Pavonia lasiopetala (Texas swampmallow), most commonly known as Rock Rose, is a native of Texas and Northern Mexico which typically bears pink flowers ranging from soft, baby pink to carmine rose.  The flower color of Rock Rose is usually a very attractive hot pink.  Since this is the only species of Pavonia commonly grown in Central and West Texas, this is probably the plant in your garden.  A red-flowered Rock Rose would indeed be an unusual find.

Many plants bear flowers of colors different from the norm for that species.  White-colored flowers are common on many species that normally bear flowers of other colors.  The causes of color variations can be genetic, nutritional, or a result of pathogenic processes.  Whatever the cause, plant enthusiasts often highly prize plants bearing flowers of a truly new color.

We have not seen a Pavonia lasiopetala with true red flowers.  Such a plant would probably be quite valuable in horticulture.  However, you should first ascertain that your plant is truly a Rock Rose.  There are red-flowered mallows native to Texas that could easily be confused with Rock Rose.  Please see our Plant Identification webpage for complete instructions on how to submit images for ID,


More Shrubs Questions

Weeds in Blue Rug juniper in Phoenix MD
September 28, 2009 - The landscaper planted Blue Rug Junipers around the Helleri Holly and Yews in front of my house ten years ago.
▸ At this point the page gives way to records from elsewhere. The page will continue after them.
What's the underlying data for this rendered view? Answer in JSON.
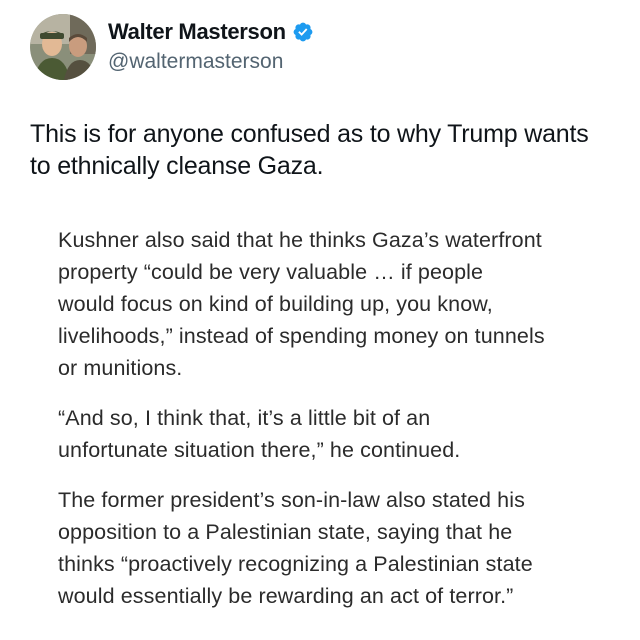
{
  "author": {
    "display_name": "Walter Masterson",
    "handle": "@waltermasterson",
    "verified": true,
    "verified_color": "#1d9bf0",
    "avatar_icon": "profile-photo"
  },
  "tweet": {
    "text": "This is for anyone confused as to why Trump wants\nto ethnically cleanse Gaza."
  },
  "quoted_article": {
    "paragraphs": [
      "Kushner also said that he thinks Gaza’s waterfront\nproperty “could be very valuable … if people\nwould focus on kind of building up, you know,\nlivelihoods,” instead of spending money on tunnels\nor munitions.",
      "“And so, I think that, it’s a little bit of an\nunfortunate situation there,” he continued.",
      "The former president’s son-in-law also stated his\nopposition to a Palestinian state, saying that he\nthinks “proactively recognizing a Palestinian state\nwould essentially be rewarding an act of terror.”"
    ]
  }
}
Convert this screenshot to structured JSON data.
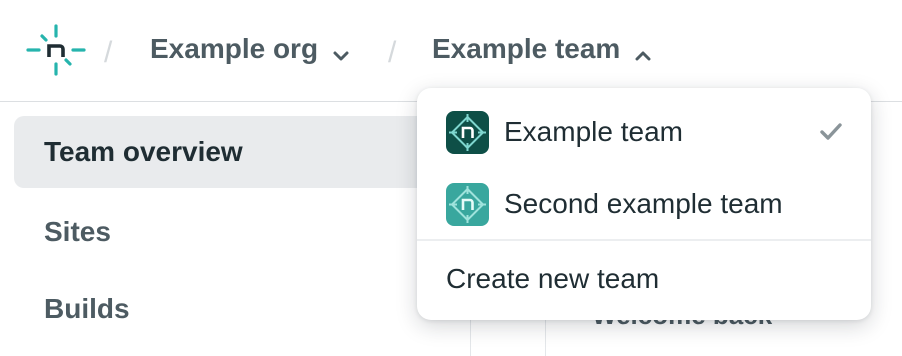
{
  "header": {
    "logo_icon": "netlify-logo-icon",
    "separator": "/",
    "org": {
      "label": "Example org",
      "icon": "chevron-down-icon"
    },
    "team": {
      "label": "Example team",
      "icon": "chevron-up-icon"
    }
  },
  "sidebar": {
    "items": [
      {
        "label": "Team overview",
        "active": true
      },
      {
        "label": "Sites",
        "active": false
      },
      {
        "label": "Builds",
        "active": false
      }
    ]
  },
  "main": {
    "welcome_text": "Welcome back"
  },
  "team_dropdown": {
    "teams": [
      {
        "label": "Example team",
        "selected": true,
        "avatar_color": "#0e4f47",
        "icon": "team-avatar-icon"
      },
      {
        "label": "Second example team",
        "selected": false,
        "avatar_color": "#39a79e",
        "icon": "team-avatar-icon"
      }
    ],
    "check_icon": "checkmark-icon",
    "create_label": "Create new team"
  },
  "colors": {
    "brand_teal": "#26b4ad",
    "active_bg": "#e9ebed",
    "text_muted": "#4d5b62",
    "text_dark": "#1f2d33"
  }
}
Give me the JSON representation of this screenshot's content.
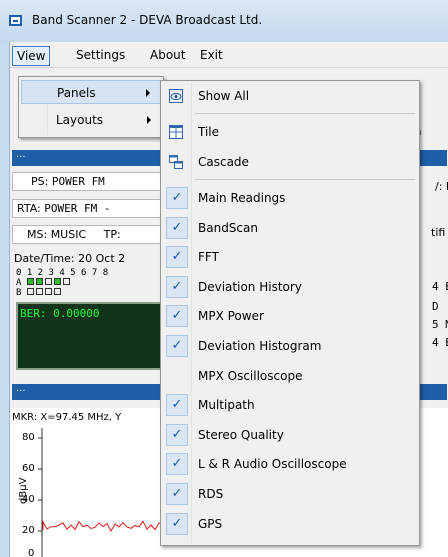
{
  "window": {
    "title": "Band Scanner 2 - DEVA Broadcast Ltd."
  },
  "menubar": {
    "items": [
      "View",
      "Settings",
      "About",
      "Exit"
    ]
  },
  "view_menu": {
    "items": [
      {
        "label": "Panels",
        "has_submenu": true,
        "highlighted": true
      },
      {
        "label": "Layouts",
        "has_submenu": true,
        "highlighted": false
      }
    ]
  },
  "panels_menu": {
    "show_all": {
      "label": "Show All",
      "icon": "show-all-icon"
    },
    "tile": {
      "label": "Tile",
      "icon": "tile-icon"
    },
    "cascade": {
      "label": "Cascade",
      "icon": "cascade-icon"
    },
    "panels": [
      {
        "label": "Main Readings",
        "checked": true
      },
      {
        "label": "BandScan",
        "checked": true
      },
      {
        "label": "FFT",
        "checked": true
      },
      {
        "label": "Deviation History",
        "checked": true
      },
      {
        "label": "MPX Power",
        "checked": true
      },
      {
        "label": "Deviation Histogram",
        "checked": true
      },
      {
        "label": "MPX Oscilloscope",
        "checked": false
      },
      {
        "label": "Multipath",
        "checked": true
      },
      {
        "label": "Stereo Quality",
        "checked": true
      },
      {
        "label": "L & R Audio Oscilloscope",
        "checked": true
      },
      {
        "label": "RDS",
        "checked": true
      },
      {
        "label": "GPS",
        "checked": true
      }
    ],
    "check_glyph": "✓"
  },
  "background": {
    "panel_header": "...",
    "ps": {
      "label": "PS:",
      "value": "POWER FM"
    },
    "rta": {
      "label": "RTA:",
      "value": "POWER FM -"
    },
    "ms": {
      "label": "MS:",
      "value": "MUSIC"
    },
    "tp": {
      "label": "TP:"
    },
    "datetime": "Date/Time: 20 Oct 2",
    "groups_numbers": "0 1 2 3 4 5 6 7 8",
    "group_a": "A",
    "group_b": "B",
    "ber": "BER: 0.00000",
    "right_snips": [
      "son",
      "/: P",
      "tifi",
      "4 E",
      "D",
      "5 M",
      "4 E"
    ],
    "mkr": "MKR: X=97.45 MHz, Y",
    "y_axis_label": "dBµV",
    "y_ticks": [
      "80",
      "60",
      "40",
      "20",
      "0"
    ]
  }
}
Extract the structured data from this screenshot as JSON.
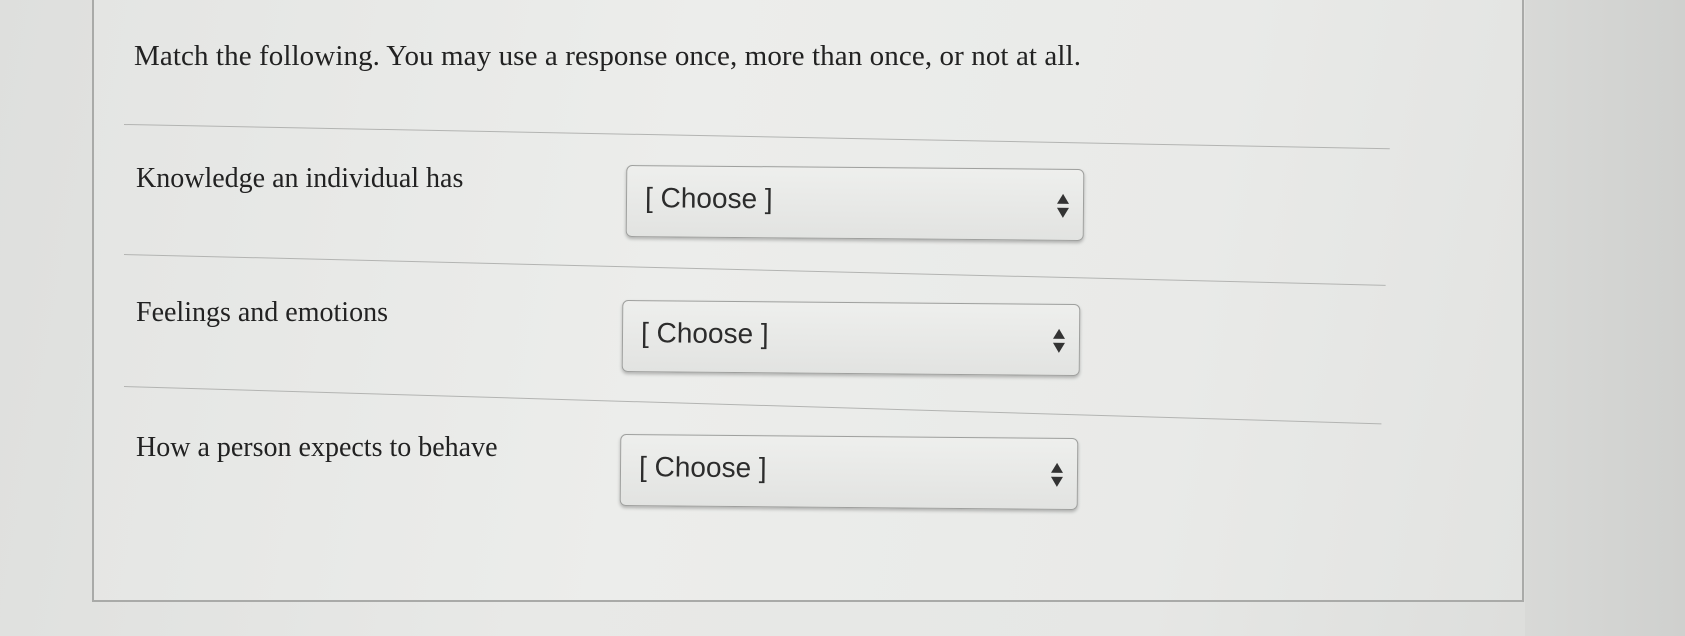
{
  "question": {
    "prompt": "Match the following. You may use a response once, more than once, or not at all."
  },
  "rows": [
    {
      "label": "Knowledge an individual has",
      "selected": "[ Choose ]"
    },
    {
      "label": "Feelings and emotions",
      "selected": "[ Choose ]"
    },
    {
      "label": "How a person expects to behave",
      "selected": "[ Choose ]"
    }
  ],
  "icons": {
    "dropdown": "up-down-arrows-icon"
  }
}
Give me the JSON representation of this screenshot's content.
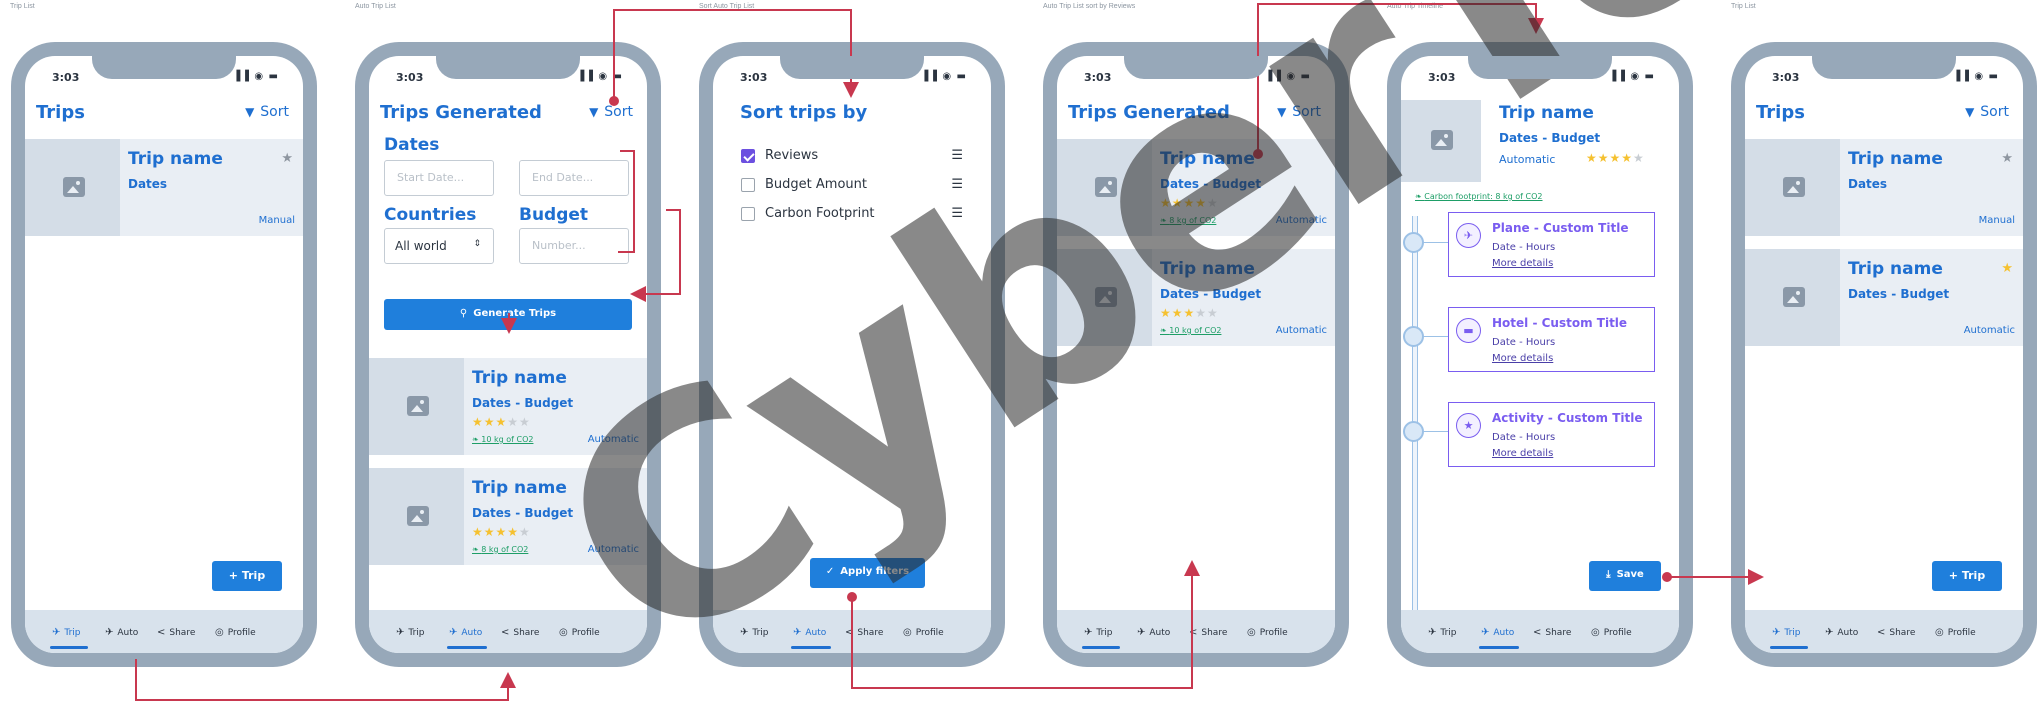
{
  "screen_labels": [
    "Trip List",
    "Auto Trip List",
    "Sort Auto Trip List",
    "Auto Trip List sort by Reviews",
    "Auto Trip Timeline",
    "Trip List"
  ],
  "status": {
    "time": "3:03",
    "icons": "▐▐ ◉ ▬"
  },
  "common": {
    "sort_label": "Sort",
    "tabs": [
      {
        "label": "Trip",
        "icon": "plane-icon",
        "glyph": "✈"
      },
      {
        "label": "Auto",
        "icon": "auto-icon",
        "glyph": "✈"
      },
      {
        "label": "Share",
        "icon": "share-icon",
        "glyph": "<"
      },
      {
        "label": "Profile",
        "icon": "profile-icon",
        "glyph": "◎"
      }
    ],
    "add_trip": "+ Trip"
  },
  "screen1": {
    "title": "Trips",
    "cards": [
      {
        "name": "Trip name",
        "dates": "Dates",
        "type": "Manual"
      }
    ]
  },
  "screen2": {
    "title": "Trips Generated",
    "dates_label": "Dates",
    "start_placeholder": "Start Date...",
    "end_placeholder": "End Date...",
    "countries_label": "Countries",
    "budget_label": "Budget",
    "countries_value": "All world",
    "budget_placeholder": "Number...",
    "generate_button": "Generate Trips",
    "cards": [
      {
        "name": "Trip name",
        "dates": "Dates - Budget",
        "stars": 3,
        "co2": "10 kg of CO2",
        "type": "Automatic"
      },
      {
        "name": "Trip name",
        "dates": "Dates - Budget",
        "stars": 4,
        "co2": "8 kg of CO2",
        "type": "Automatic"
      }
    ]
  },
  "screen3": {
    "title": "Sort trips by",
    "options": [
      {
        "label": "Reviews",
        "checked": true
      },
      {
        "label": "Budget Amount",
        "checked": false
      },
      {
        "label": "Carbon Footprint",
        "checked": false
      }
    ],
    "apply_button": "Apply filters"
  },
  "screen4": {
    "title": "Trips Generated",
    "cards": [
      {
        "name": "Trip name",
        "dates": "Dates - Budget",
        "stars": 4,
        "co2": "8 kg of CO2",
        "type": "Automatic"
      },
      {
        "name": "Trip name",
        "dates": "Dates - Budget",
        "stars": 3,
        "co2": "10 kg of CO2",
        "type": "Automatic"
      }
    ]
  },
  "screen5": {
    "trip_name": "Trip name",
    "dates": "Dates - Budget",
    "type": "Automatic",
    "stars": 4,
    "carbon": "Carbon footprint: 8 kg of CO2",
    "items": [
      {
        "title": "Plane - Custom Title",
        "sub": "Date - Hours",
        "more": "More details",
        "icon": "plane-icon",
        "glyph": "✈"
      },
      {
        "title": "Hotel - Custom Title",
        "sub": "Date - Hours",
        "more": "More details",
        "icon": "hotel-icon",
        "glyph": "▬"
      },
      {
        "title": "Activity - Custom Title",
        "sub": "Date - Hours",
        "more": "More details",
        "icon": "activity-icon",
        "glyph": "★"
      }
    ],
    "save_button": "Save"
  },
  "screen6": {
    "title": "Trips",
    "cards": [
      {
        "name": "Trip name",
        "dates": "Dates",
        "type": "Manual",
        "starred": false
      },
      {
        "name": "Trip name",
        "dates": "Dates - Budget",
        "type": "Automatic",
        "starred": true
      }
    ]
  },
  "watermark": "CyberTo",
  "colors": {
    "accent": "#1f6fd0",
    "button": "#1f7fdc",
    "arrow": "#c8384f",
    "frame": "#97a8b9",
    "timeline": "#7a5df0",
    "star": "#f5c130"
  }
}
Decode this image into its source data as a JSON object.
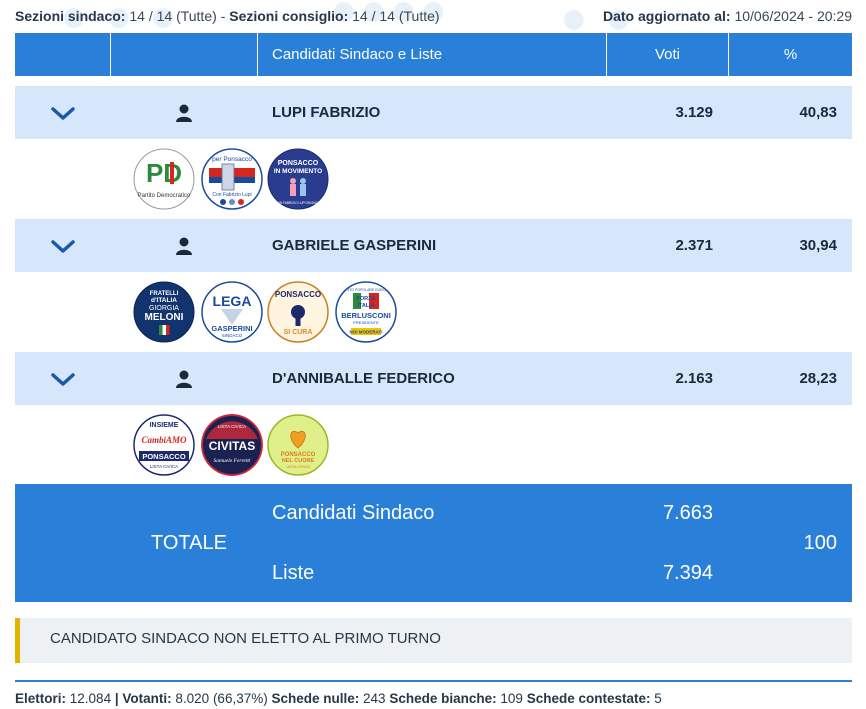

The Blue Rug has done great and looks really nice. My problem is that weeds grow up in ...
view the full question and answer

Getting a senna to fill out from Irvine CA
May 30, 2013 - I have a Senna of some kind, started from a seed by a friend. I got it as a small,six in high) seedling. After two years it is now blooming beautifully, but is a single thin stem 4 feet tall with ve...
view the full question and answer

Failure to thrive of Esperanza in Houston
July 07, 2009 - Esperanza plant. I have 3 of these plant in my flower bed for the last 10 years. They get west sun. Over the last three years they have bloomed initially but then the new growth is deformed. The best...
view the full question and answer

Soapberry suckers in Austin
July 23, 2011 - Western Soapberry. Cut it down many months ago. Now I have baby trees all over the lawn. Are these the berries or are they coming from roots even though some sprouts are quite a distance away. I pul...
view the full question and answer

Looking for native plants for a rain garden in Arlington, TX.
March 12, 2012 - I am looking for native Texas plants that would do well in rain gardens. Do you have any suggestions?
view the full question and answer

Support the Wildflower Center by Donating Online or Becoming a Member today.
© 2015 Lady Bird Johnson Wildflower Center